> EXERCISE
Beginning with the first entry, restate the data word for word and leave out the images.
***** THE INPUT
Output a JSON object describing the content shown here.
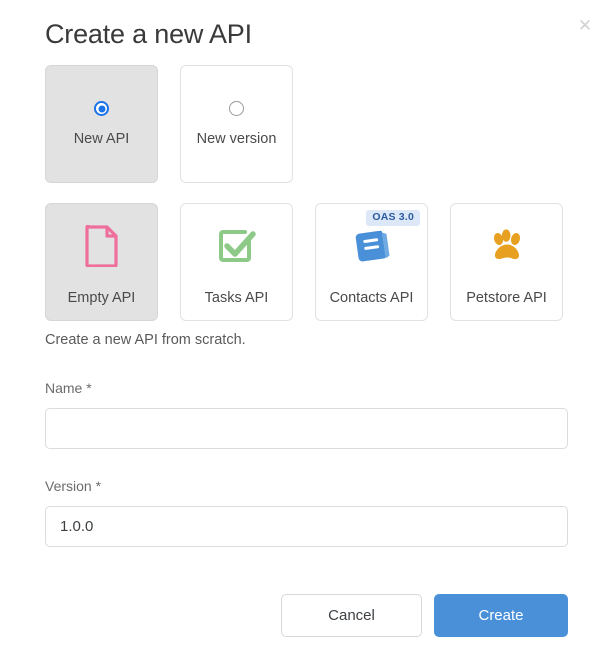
{
  "dialog": {
    "title": "Create a new API",
    "close_icon": "close-icon",
    "close_label": "✕"
  },
  "modes": {
    "selected": "new-api",
    "options": [
      {
        "id": "new-api",
        "label": "New API",
        "selected": true
      },
      {
        "id": "new-version",
        "label": "New version",
        "selected": false
      }
    ]
  },
  "templates": {
    "selected": "empty-api",
    "options": [
      {
        "id": "empty-api",
        "label": "Empty API",
        "icon": "document-icon",
        "selected": true,
        "badge": ""
      },
      {
        "id": "tasks-api",
        "label": "Tasks API",
        "icon": "checkbox-check-icon",
        "selected": false,
        "badge": ""
      },
      {
        "id": "contacts-api",
        "label": "Contacts API",
        "icon": "address-book-icon",
        "selected": false,
        "badge": "OAS 3.0"
      },
      {
        "id": "petstore-api",
        "label": "Petstore API",
        "icon": "paw-icon",
        "selected": false,
        "badge": ""
      }
    ]
  },
  "description": "Create a new API from scratch.",
  "form": {
    "name": {
      "label": "Name *",
      "value": "",
      "placeholder": ""
    },
    "version": {
      "label": "Version *",
      "value": "1.0.0",
      "placeholder": ""
    }
  },
  "footer": {
    "cancel_label": "Cancel",
    "create_label": "Create"
  },
  "colors": {
    "accent_blue": "#4a90d9",
    "radio_blue": "#1a73e8",
    "selected_card_bg": "#e2e2e2",
    "badge_bg": "#dce8f7",
    "badge_text": "#2d5c9e",
    "empty_icon_pink": "#ee6f9c",
    "tasks_icon_green": "#8dc987",
    "contacts_icon_blue": "#4a90d9",
    "petstore_icon_orange": "#e8a020"
  }
}
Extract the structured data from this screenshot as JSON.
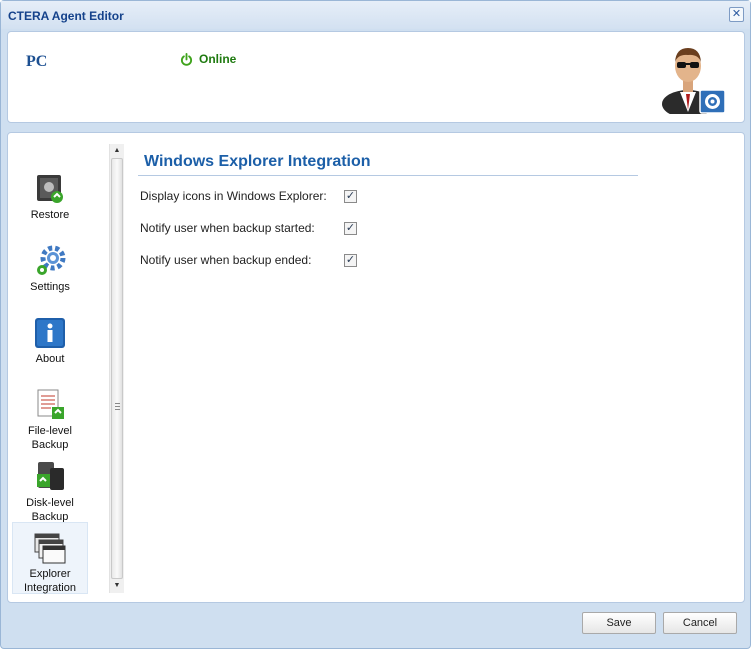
{
  "window": {
    "title": "CTERA Agent Editor"
  },
  "header": {
    "device_name": "PC",
    "status": "Online"
  },
  "nav": {
    "items": [
      {
        "label": "Restore"
      },
      {
        "label": "Settings"
      },
      {
        "label": "About"
      },
      {
        "label": "File-level Backup"
      },
      {
        "label": "Disk-level Backup"
      },
      {
        "label": "Explorer Integration",
        "selected": true
      }
    ]
  },
  "section": {
    "title": "Windows Explorer Integration",
    "options": [
      {
        "label": "Display icons in Windows Explorer:",
        "checked": true
      },
      {
        "label": "Notify user when backup started:",
        "checked": true
      },
      {
        "label": "Notify user when backup ended:",
        "checked": true
      }
    ]
  },
  "footer": {
    "save_label": "Save",
    "cancel_label": "Cancel"
  },
  "colors": {
    "accent": "#1c5fa8",
    "online": "#1f7a10",
    "frame": "#cfdff0"
  }
}
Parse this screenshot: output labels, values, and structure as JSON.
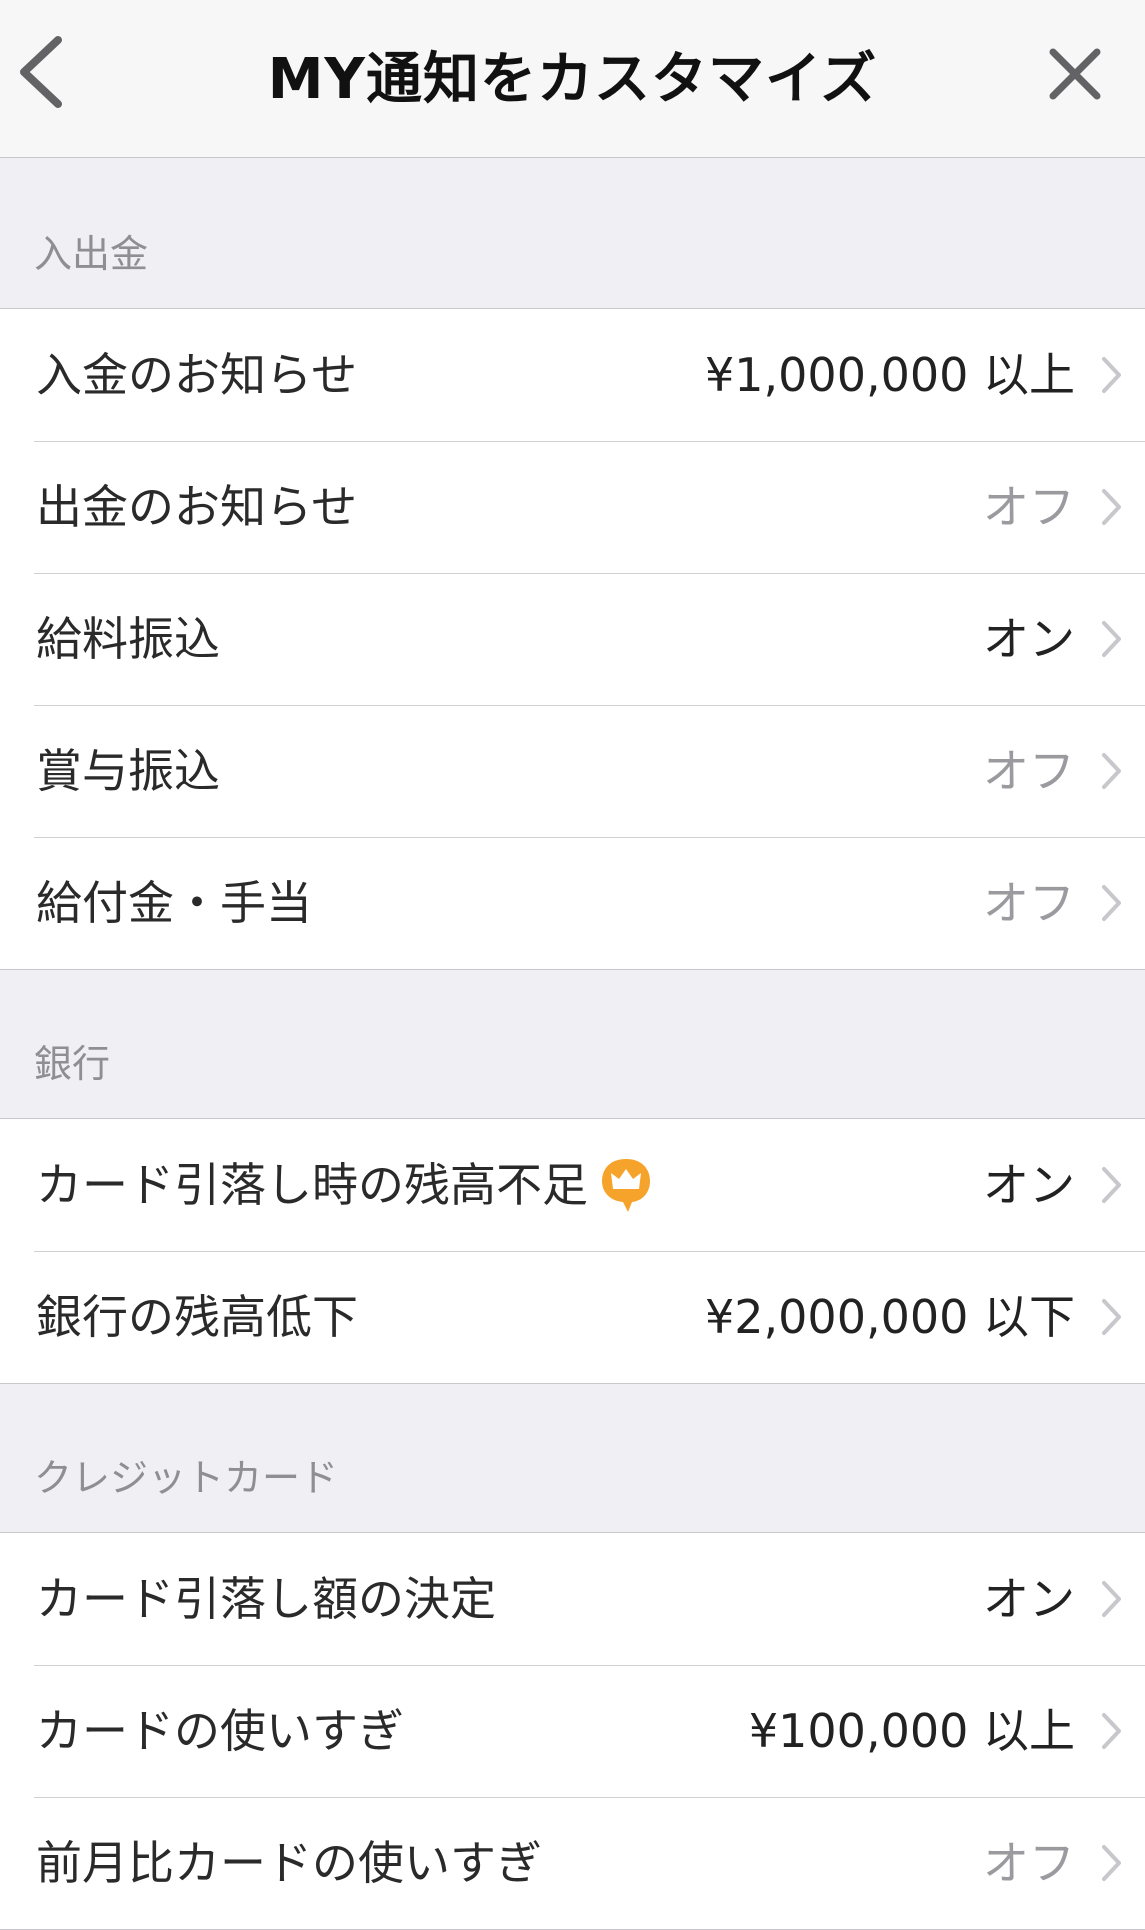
{
  "nav": {
    "title": "MY通知をカスタマイズ",
    "back_icon": "chevron-left-icon",
    "close_icon": "close-icon"
  },
  "colors": {
    "background": "#efeff4",
    "header": "#f7f7f7",
    "off_text": "#9a9a9f",
    "on_text": "#222222",
    "premium_badge": "#f5a32a",
    "chevron": "#c7c7cc"
  },
  "sections": [
    {
      "label": "入出金",
      "rows": [
        {
          "title": "入金のお知らせ",
          "value": "¥1,000,000 以上"
        },
        {
          "title": "出金のお知らせ",
          "value": "オフ"
        },
        {
          "title": "給料振込",
          "value": "オン"
        },
        {
          "title": "賞与振込",
          "value": "オフ"
        },
        {
          "title": "給付金・手当",
          "value": "オフ"
        }
      ]
    },
    {
      "label": "銀行",
      "rows": [
        {
          "title": "カード引落し時の残高不足",
          "value": "オン",
          "icon": "premium-crown-icon"
        },
        {
          "title": "銀行の残高低下",
          "value": "¥2,000,000 以下"
        }
      ]
    },
    {
      "label": "クレジットカード",
      "rows": [
        {
          "title": "カード引落し額の決定",
          "value": "オン"
        },
        {
          "title": "カードの使いすぎ",
          "value": "¥100,000 以上"
        },
        {
          "title": "前月比カードの使いすぎ",
          "value": "オフ"
        }
      ]
    }
  ]
}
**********
> REPLY
Output a JSON object describing the content shown here.
{
  "dialog": {
    "title": "Create a new API",
    "close_icon": "close-icon",
    "close_label": "✕"
  },
  "modes": {
    "selected": "new-api",
    "options": [
      {
        "id": "new-api",
        "label": "New API",
        "selected": true
      },
      {
        "id": "new-version",
        "label": "New version",
        "selected": false
      }
    ]
  },
  "templates": {
    "selected": "empty-api",
    "options": [
      {
        "id": "empty-api",
        "label": "Empty API",
        "icon": "document-icon",
        "selected": true,
        "badge": ""
      },
      {
        "id": "tasks-api",
        "label": "Tasks API",
        "icon": "checkbox-check-icon",
        "selected": false,
        "badge": ""
      },
      {
        "id": "contacts-api",
        "label": "Contacts API",
        "icon": "address-book-icon",
        "selected": false,
        "badge": "OAS 3.0"
      },
      {
        "id": "petstore-api",
        "label": "Petstore API",
        "icon": "paw-icon",
        "selected": false,
        "badge": ""
      }
    ]
  },
  "description": "Create a new API from scratch.",
  "form": {
    "name": {
      "label": "Name *",
      "value": "",
      "placeholder": ""
    },
    "version": {
      "label": "Version *",
      "value": "1.0.0",
      "placeholder": ""
    }
  },
  "footer": {
    "cancel_label": "Cancel",
    "create_label": "Create"
  },
  "colors": {
    "accent_blue": "#4a90d9",
    "radio_blue": "#1a73e8",
    "selected_card_bg": "#e2e2e2",
    "badge_bg": "#dce8f7",
    "badge_text": "#2d5c9e",
    "empty_icon_pink": "#ee6f9c",
    "tasks_icon_green": "#8dc987",
    "contacts_icon_blue": "#4a90d9",
    "petstore_icon_orange": "#e8a020"
  }
}
Extract the structured data from this screenshot as JSON.
{
  "window": {
    "title": "CTERA Agent Editor"
  },
  "header": {
    "device_name": "PC",
    "status": "Online"
  },
  "nav": {
    "items": [
      {
        "label": "Restore"
      },
      {
        "label": "Settings"
      },
      {
        "label": "About"
      },
      {
        "label": "File-level Backup"
      },
      {
        "label": "Disk-level Backup"
      },
      {
        "label": "Explorer Integration",
        "selected": true
      }
    ]
  },
  "section": {
    "title": "Windows Explorer Integration",
    "options": [
      {
        "label": "Display icons in Windows Explorer:",
        "checked": true
      },
      {
        "label": "Notify user when backup started:",
        "checked": true
      },
      {
        "label": "Notify user when backup ended:",
        "checked": true
      }
    ]
  },
  "footer": {
    "save_label": "Save",
    "cancel_label": "Cancel"
  },
  "colors": {
    "accent": "#1c5fa8",
    "online": "#1f7a10",
    "frame": "#cfdff0"
  }
}
Parse this screenshot: output labels, values, and structure as JSON.
{
  "nav": {
    "title": "MY通知をカスタマイズ",
    "back_icon": "chevron-left-icon",
    "close_icon": "close-icon"
  },
  "colors": {
    "background": "#efeff4",
    "header": "#f7f7f7",
    "off_text": "#9a9a9f",
    "on_text": "#222222",
    "premium_badge": "#f5a32a",
    "chevron": "#c7c7cc"
  },
  "sections": [
    {
      "label": "入出金",
      "rows": [
        {
          "title": "入金のお知らせ",
          "value": "¥1,000,000 以上"
        },
        {
          "title": "出金のお知らせ",
          "value": "オフ"
        },
        {
          "title": "給料振込",
          "value": "オン"
        },
        {
          "title": "賞与振込",
          "value": "オフ"
        },
        {
          "title": "給付金・手当",
          "value": "オフ"
        }
      ]
    },
    {
      "label": "銀行",
      "rows": [
        {
          "title": "カード引落し時の残高不足",
          "value": "オン",
          "icon": "premium-crown-icon"
        },
        {
          "title": "銀行の残高低下",
          "value": "¥2,000,000 以下"
        }
      ]
    },
    {
      "label": "クレジットカード",
      "rows": [
        {
          "title": "カード引落し額の決定",
          "value": "オン"
        },
        {
          "title": "カードの使いすぎ",
          "value": "¥100,000 以上"
        },
        {
          "title": "前月比カードの使いすぎ",
          "value": "オフ"
        }
      ]
    }
  ]
}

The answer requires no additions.